Trash and littering is still a major problem in Costa Rica, contradicting the self-proclaimed, ecological, diverse and clean reputation of the country.
Tico littering mentality is combination of a number of factors with short sightedness and laziness topping the list. Many in Costa Rica believe that someone should pick up their messes. Just go to any food court, rarely do people pick up their trays and empty their trash in the containers.
Another factor is government inaction, more specifically, local communities who fail to lead in changes.
One such community is in Ocotal, on the Pacific coast of Guanacaste. Here, in this small beach community, residents have to beg the “muni” (short for municipalidad or municipality) to come pick up the trash in garbage bins in public areas.
Residents and businesses have taken to placing trash containers on the promise by the muni to empty them regularly. However, the promises by officials of the Municipalidad de Carrillo appear to be just empty words.
Letters and calls to the muni and the local office of the Ministerio de Salud either go unanswered or residents are just given the usual reply of it will be taken care of. Never does.

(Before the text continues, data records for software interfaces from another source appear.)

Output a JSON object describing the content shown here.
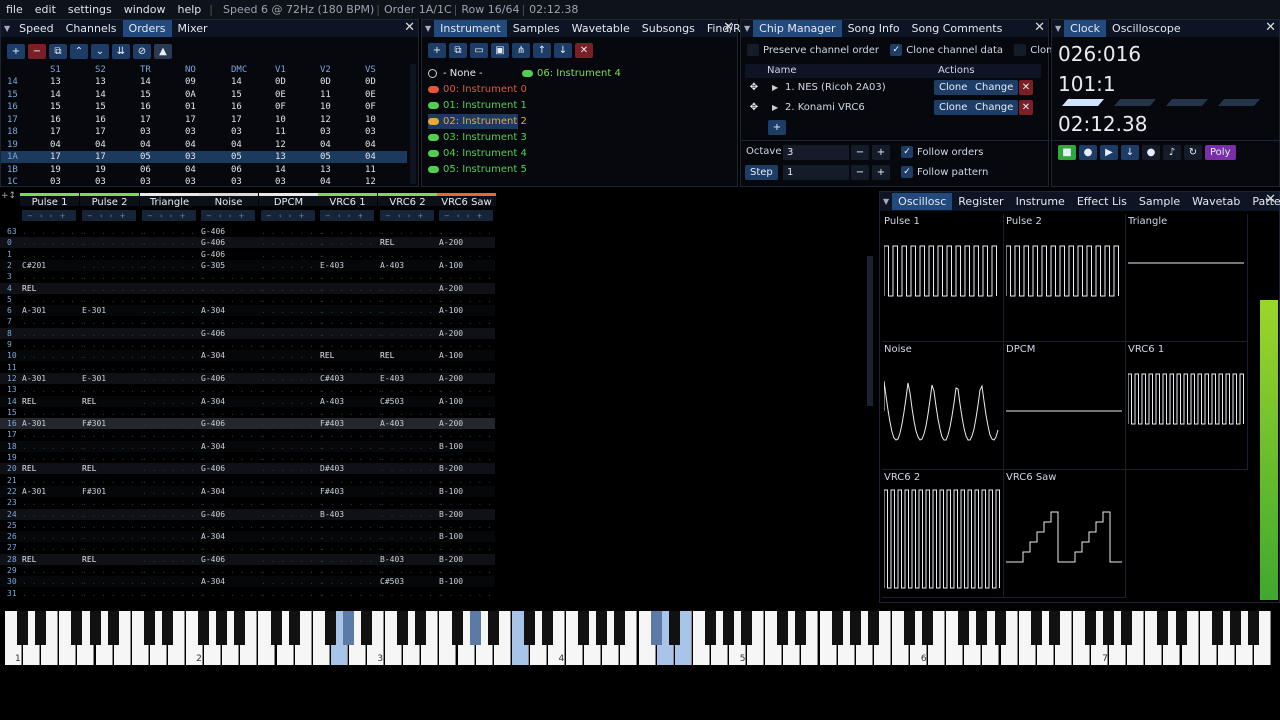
{
  "menu": {
    "items": [
      "file",
      "edit",
      "settings",
      "window",
      "help"
    ],
    "status": [
      "Speed 6 @ 72Hz (180 BPM)",
      "Order 1A/1C",
      "Row 16/64",
      "02:12.38"
    ]
  },
  "orders_panel": {
    "tabs": [
      "Speed",
      "Channels",
      "Orders",
      "Mixer"
    ],
    "columns": [
      "S1",
      "S2",
      "TR",
      "NO",
      "DMC",
      "V1",
      "V2",
      "VS"
    ],
    "rows": [
      {
        "num": "14",
        "vals": [
          "13",
          "13",
          "14",
          "09",
          "14",
          "0D",
          "0D",
          "0D"
        ]
      },
      {
        "num": "15",
        "vals": [
          "14",
          "14",
          "15",
          "0A",
          "15",
          "0E",
          "11",
          "0E"
        ]
      },
      {
        "num": "16",
        "vals": [
          "15",
          "15",
          "16",
          "01",
          "16",
          "0F",
          "10",
          "0F"
        ]
      },
      {
        "num": "17",
        "vals": [
          "16",
          "16",
          "17",
          "17",
          "17",
          "10",
          "12",
          "10"
        ]
      },
      {
        "num": "18",
        "vals": [
          "17",
          "17",
          "03",
          "03",
          "03",
          "11",
          "03",
          "03"
        ]
      },
      {
        "num": "19",
        "vals": [
          "04",
          "04",
          "04",
          "04",
          "04",
          "12",
          "04",
          "04"
        ]
      },
      {
        "num": "1A",
        "vals": [
          "17",
          "17",
          "05",
          "03",
          "05",
          "13",
          "05",
          "04"
        ]
      },
      {
        "num": "1B",
        "vals": [
          "19",
          "19",
          "06",
          "04",
          "06",
          "14",
          "13",
          "11"
        ]
      },
      {
        "num": "1C",
        "vals": [
          "03",
          "03",
          "03",
          "03",
          "03",
          "03",
          "04",
          "12"
        ]
      }
    ]
  },
  "instruments_panel": {
    "tabs": [
      "Instrument",
      "Samples",
      "Wavetable",
      "Subsongs",
      "Find/Repla"
    ],
    "none_label": "- None -",
    "current": "06: Instrument 4",
    "items": [
      {
        "label": "00: Instrument 0",
        "color": "#e0573a"
      },
      {
        "label": "01: Instrument 1",
        "color": "#4fd04f"
      },
      {
        "label": "02: Instrument 2",
        "color": "#e8a83a"
      },
      {
        "label": "03: Instrument 3",
        "color": "#4fd04f"
      },
      {
        "label": "04: Instrument 4",
        "color": "#4fd04f"
      },
      {
        "label": "05: Instrument 5",
        "color": "#4fd04f"
      }
    ]
  },
  "chip_panel": {
    "tabs": [
      "Chip Manager",
      "Song Info",
      "Song Comments"
    ],
    "preserve": "Preserve channel order",
    "clone_data": "Clone channel data",
    "clone_short": "Clone",
    "col_name": "Name",
    "col_actions": "Actions",
    "chips": [
      {
        "name": "1. NES (Ricoh 2A03)",
        "clone": "Clone",
        "change": "Change"
      },
      {
        "name": "2. Konami VRC6",
        "clone": "Clone",
        "change": "Change"
      }
    ],
    "octave_label": "Octave",
    "octave_value": "3",
    "step_label": "Step",
    "step_value": "1",
    "follow_orders": "Follow orders",
    "follow_pattern": "Follow pattern"
  },
  "clock_panel": {
    "tabs": [
      "Clock",
      "Oscilloscope"
    ],
    "ticks": "026:016",
    "beats": "101:1",
    "time": "02:12.38",
    "poly": "Poly"
  },
  "pattern": {
    "channels": [
      {
        "name": "Pulse 1",
        "color": "#7ed957"
      },
      {
        "name": "Pulse 2",
        "color": "#7ed957"
      },
      {
        "name": "Triangle",
        "color": "#e8e8e8"
      },
      {
        "name": "Noise",
        "color": "#d9d9d9"
      },
      {
        "name": "DPCM",
        "color": "#e8e8e8"
      },
      {
        "name": "VRC6 1",
        "color": "#7ed957"
      },
      {
        "name": "VRC6 2",
        "color": "#7ed957"
      },
      {
        "name": "VRC6 Saw",
        "color": "#e06a3a"
      }
    ],
    "rows": [
      {
        "n": "63",
        "c": [
          "",
          "",
          "",
          "G-406",
          "",
          "",
          "",
          ""
        ]
      },
      {
        "n": "0",
        "c": [
          "",
          "",
          "",
          "G-406",
          "",
          "",
          "REL",
          "A-200"
        ]
      },
      {
        "n": "1",
        "c": [
          "",
          "",
          "",
          "G-406",
          "",
          "",
          "",
          ""
        ]
      },
      {
        "n": "2",
        "c": [
          "C#201",
          "",
          "",
          "G-305",
          "",
          "E-403",
          "A-403",
          "A-100"
        ]
      },
      {
        "n": "3",
        "c": [
          "",
          "",
          "",
          "",
          "",
          "",
          "",
          ""
        ]
      },
      {
        "n": "4",
        "c": [
          "REL",
          "",
          "",
          "",
          "",
          "",
          "",
          "A-200"
        ]
      },
      {
        "n": "5",
        "c": [
          "",
          "",
          "",
          "",
          "",
          "",
          "",
          ""
        ]
      },
      {
        "n": "6",
        "c": [
          "A-301",
          "E-301",
          "",
          "A-304",
          "",
          "",
          "",
          "A-100"
        ]
      },
      {
        "n": "7",
        "c": [
          "",
          "",
          "",
          "",
          "",
          "",
          "",
          ""
        ]
      },
      {
        "n": "8",
        "c": [
          "",
          "",
          "",
          "G-406",
          "",
          "",
          "",
          "A-200"
        ]
      },
      {
        "n": "9",
        "c": [
          "",
          "",
          "",
          "",
          "",
          "",
          "",
          ""
        ]
      },
      {
        "n": "10",
        "c": [
          "",
          "",
          "",
          "A-304",
          "",
          "REL",
          "REL",
          "A-100"
        ]
      },
      {
        "n": "11",
        "c": [
          "",
          "",
          "",
          "",
          "",
          "",
          "",
          ""
        ]
      },
      {
        "n": "12",
        "c": [
          "A-301",
          "E-301",
          "",
          "G-406",
          "",
          "C#403",
          "E-403",
          "A-200"
        ]
      },
      {
        "n": "13",
        "c": [
          "",
          "",
          "",
          "",
          "",
          "",
          "",
          ""
        ]
      },
      {
        "n": "14",
        "c": [
          "REL",
          "REL",
          "",
          "A-304",
          "",
          "A-403",
          "C#503",
          "A-100"
        ]
      },
      {
        "n": "15",
        "c": [
          "",
          "",
          "",
          "",
          "",
          "",
          "",
          ""
        ]
      },
      {
        "n": "16",
        "c": [
          "A-301",
          "F#301",
          "",
          "G-406",
          "",
          "F#403",
          "A-403",
          "A-200"
        ]
      },
      {
        "n": "17",
        "c": [
          "",
          "",
          "",
          "",
          "",
          "",
          "",
          ""
        ]
      },
      {
        "n": "18",
        "c": [
          "",
          "",
          "",
          "A-304",
          "",
          "",
          "",
          "B-100"
        ]
      },
      {
        "n": "19",
        "c": [
          "",
          "",
          "",
          "",
          "",
          "",
          "",
          ""
        ]
      },
      {
        "n": "20",
        "c": [
          "REL",
          "REL",
          "",
          "G-406",
          "",
          "D#403",
          "",
          "B-200"
        ]
      },
      {
        "n": "21",
        "c": [
          "",
          "",
          "",
          "",
          "",
          "",
          "",
          ""
        ]
      },
      {
        "n": "22",
        "c": [
          "A-301",
          "F#301",
          "",
          "A-304",
          "",
          "F#403",
          "",
          "B-100"
        ]
      },
      {
        "n": "23",
        "c": [
          "",
          "",
          "",
          "",
          "",
          "",
          "",
          ""
        ]
      },
      {
        "n": "24",
        "c": [
          "",
          "",
          "",
          "G-406",
          "",
          "B-403",
          "",
          "B-200"
        ]
      },
      {
        "n": "25",
        "c": [
          "",
          "",
          "",
          "",
          "",
          "",
          "",
          ""
        ]
      },
      {
        "n": "26",
        "c": [
          "",
          "",
          "",
          "A-304",
          "",
          "",
          "",
          "B-100"
        ]
      },
      {
        "n": "27",
        "c": [
          "",
          "",
          "",
          "",
          "",
          "",
          "",
          ""
        ]
      },
      {
        "n": "28",
        "c": [
          "REL",
          "REL",
          "",
          "G-406",
          "",
          "",
          "B-403",
          "B-200"
        ]
      },
      {
        "n": "29",
        "c": [
          "",
          "",
          "",
          "",
          "",
          "",
          "",
          ""
        ]
      },
      {
        "n": "30",
        "c": [
          "",
          "",
          "",
          "A-304",
          "",
          "",
          "C#503",
          "B-100"
        ]
      },
      {
        "n": "31",
        "c": [
          "",
          "",
          "",
          "",
          "",
          "",
          "",
          ""
        ]
      }
    ]
  },
  "osc_panel": {
    "tabs": [
      "Oscillosc",
      "Register",
      "Instrume",
      "Effect Lis",
      "Sample",
      "Wavetab",
      "Pattern"
    ],
    "labels": [
      "Pulse 1",
      "Pulse 2",
      "Triangle",
      "Noise",
      "DPCM",
      "VRC6 1",
      "VRC6 2",
      "VRC6 Saw"
    ]
  },
  "keyboard": {
    "octaves": [
      "1",
      "2",
      "3",
      "4",
      "5",
      "6",
      "7"
    ]
  }
}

According to a 2003 report written by Ronulfo Alvarado Salas of the municipal management department of research and development (Dirección de Gestión Municipal Sección de Investigación y Desarrollo) called “Solid Waste,” Costa Rica’s problem became serious in a very short time. Because the waste produced in the country before and during the first half of the 20th century was mostly organic, littering was a minor problem up until the 1950s. However, due to the rapid industrial growth and massive manufacturing, the growing population’s littering habits created a problem that turned into a national emergency reflected in an executive order May 15, 1991.
Several environmental laws have been created, which state the importance of preserving and maintaining a clean environment, such as the Constitution, the general health act (Ley General de Salud), the municipal Code, the environmental act (Ley Orgánica del Ambiente) and the urban planning act (Ley de Planificación Urbana). However, none of these initiatives has any bite when it comes to littering or indiscriminately dumping trash on the roadside or in inappropriate areas.

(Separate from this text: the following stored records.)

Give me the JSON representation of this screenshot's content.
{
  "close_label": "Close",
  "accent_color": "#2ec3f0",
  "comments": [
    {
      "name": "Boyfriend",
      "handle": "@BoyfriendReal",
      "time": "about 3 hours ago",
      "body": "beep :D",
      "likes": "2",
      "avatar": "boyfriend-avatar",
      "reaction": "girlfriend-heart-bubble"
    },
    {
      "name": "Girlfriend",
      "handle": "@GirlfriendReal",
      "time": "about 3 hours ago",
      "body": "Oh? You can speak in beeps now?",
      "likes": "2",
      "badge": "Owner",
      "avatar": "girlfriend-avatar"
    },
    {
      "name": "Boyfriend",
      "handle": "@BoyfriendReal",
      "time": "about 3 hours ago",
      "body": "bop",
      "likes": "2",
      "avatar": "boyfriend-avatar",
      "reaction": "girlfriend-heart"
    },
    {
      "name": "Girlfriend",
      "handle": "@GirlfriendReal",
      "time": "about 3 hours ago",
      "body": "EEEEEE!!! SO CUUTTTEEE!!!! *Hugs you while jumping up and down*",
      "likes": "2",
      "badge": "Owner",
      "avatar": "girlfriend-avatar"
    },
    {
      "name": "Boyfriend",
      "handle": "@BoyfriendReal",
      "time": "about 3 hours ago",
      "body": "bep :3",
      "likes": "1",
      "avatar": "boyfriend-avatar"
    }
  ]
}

*With notes from Crexpertise.info
The exclusive photos belowsent to the Q by firstname.lastname@example.org, demonstrates the serious problem residents of Ocotal, Municipalidad de Carrillo, Guanacaste.